Technical Abstract: Wheat, barley, and rye, of tribe Triticeae in the Poaceae, are among the most important crops worldwide but they present many challenges to genomics-aided crop improvement. Brachypodium distachyon, a close relative of those cereals has recently emerged as a model for grass functional genomics. Sequencing of the nuclear and organelle genomes of Brachypodium is one of the first steps towards making this species available as a tool for researchers interested in cereals biology. The chloroplast genome of Brachypodium distachyon was sequenced by a combinational approach using BAC end sequences and shotgun sequences derived from a selected BAC containing the entire chloroplast genome. Comparative analysis indicated that the chloroplast genome is conserved in gene number and organization with respect to those of other cereals. However, several Brachypodium genes evolve at a faster rate than those in other grasses.

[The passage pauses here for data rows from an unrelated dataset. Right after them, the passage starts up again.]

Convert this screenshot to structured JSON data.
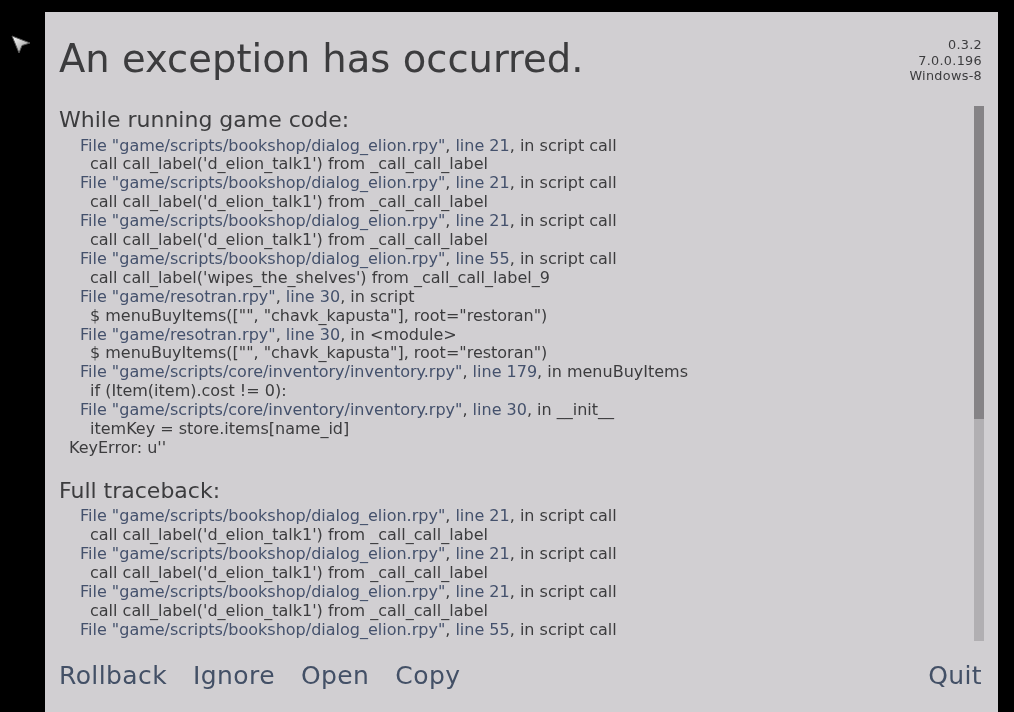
{
  "title": "An exception has occurred.",
  "version_info": [
    "0.3.2",
    "7.0.0.196",
    "Windows-8"
  ],
  "sections": [
    {
      "heading": "While running game code:",
      "frames": [
        {
          "file": "File \"game/scripts/bookshop/dialog_elion.rpy\"",
          "sep": ", ",
          "line": "line 21",
          "context": ", in script call",
          "code": "call call_label('d_elion_talk1') from _call_call_label"
        },
        {
          "file": "File \"game/scripts/bookshop/dialog_elion.rpy\"",
          "sep": ", ",
          "line": "line 21",
          "context": ", in script call",
          "code": "call call_label('d_elion_talk1') from _call_call_label"
        },
        {
          "file": "File \"game/scripts/bookshop/dialog_elion.rpy\"",
          "sep": ", ",
          "line": "line 21",
          "context": ", in script call",
          "code": "call call_label('d_elion_talk1') from _call_call_label"
        },
        {
          "file": "File \"game/scripts/bookshop/dialog_elion.rpy\"",
          "sep": ", ",
          "line": "line 55",
          "context": ", in script call",
          "code": "call call_label('wipes_the_shelves') from _call_call_label_9"
        },
        {
          "file": "File \"game/resotran.rpy\"",
          "sep": ", ",
          "line": "line 30",
          "context": ", in script",
          "code": "$ menuBuyItems([\"\", \"chavk_kapusta\"], root=\"restoran\")"
        },
        {
          "file": "File \"game/resotran.rpy\"",
          "sep": ", ",
          "line": "line 30",
          "context": ", in <module>",
          "code": "$ menuBuyItems([\"\", \"chavk_kapusta\"], root=\"restoran\")"
        },
        {
          "file": "File \"game/scripts/core/inventory/inventory.rpy\"",
          "sep": ", ",
          "line": "line 179",
          "context": ", in menuBuyItems",
          "code": "if (Item(item).cost != 0):"
        },
        {
          "file": "File \"game/scripts/core/inventory/inventory.rpy\"",
          "sep": ", ",
          "line": "line 30",
          "context": ", in __init__",
          "code": "itemKey = store.items[name_id]"
        }
      ],
      "error": "KeyError: u''"
    },
    {
      "heading": "Full traceback:",
      "frames": [
        {
          "file": "File \"game/scripts/bookshop/dialog_elion.rpy\"",
          "sep": ", ",
          "line": "line 21",
          "context": ", in script call",
          "code": "call call_label('d_elion_talk1') from _call_call_label"
        },
        {
          "file": "File \"game/scripts/bookshop/dialog_elion.rpy\"",
          "sep": ", ",
          "line": "line 21",
          "context": ", in script call",
          "code": "call call_label('d_elion_talk1') from _call_call_label"
        },
        {
          "file": "File \"game/scripts/bookshop/dialog_elion.rpy\"",
          "sep": ", ",
          "line": "line 21",
          "context": ", in script call",
          "code": "call call_label('d_elion_talk1') from _call_call_label"
        },
        {
          "file": "File \"game/scripts/bookshop/dialog_elion.rpy\"",
          "sep": ", ",
          "line": "line 55",
          "context": ", in script call"
        }
      ]
    }
  ],
  "buttons": [
    "Rollback",
    "Ignore",
    "Open",
    "Copy"
  ],
  "quit_button": "Quit"
}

Sequence analysis reveals that rice and wheat have a ~2.1 kb deletion in their plastid genomes and this deletion must have occurred independently in both species. The phylogenetic analyses and the pattern of insertions and deletions in the chloroplast genome confirmed that Brachypodium is a close relative of the tribe Triticeae. With its small genome, short life cycle, and high efficiency of transformation, Brachypodium is poised to become an important model organism for temperate grasses including important cereal and bioenergy crops. Sequencing of the Brachypodium genome will enable researchers conduct studies on broad biological topics ranging from comparative genomics among grass species to cell wall composition and biomass accumulation.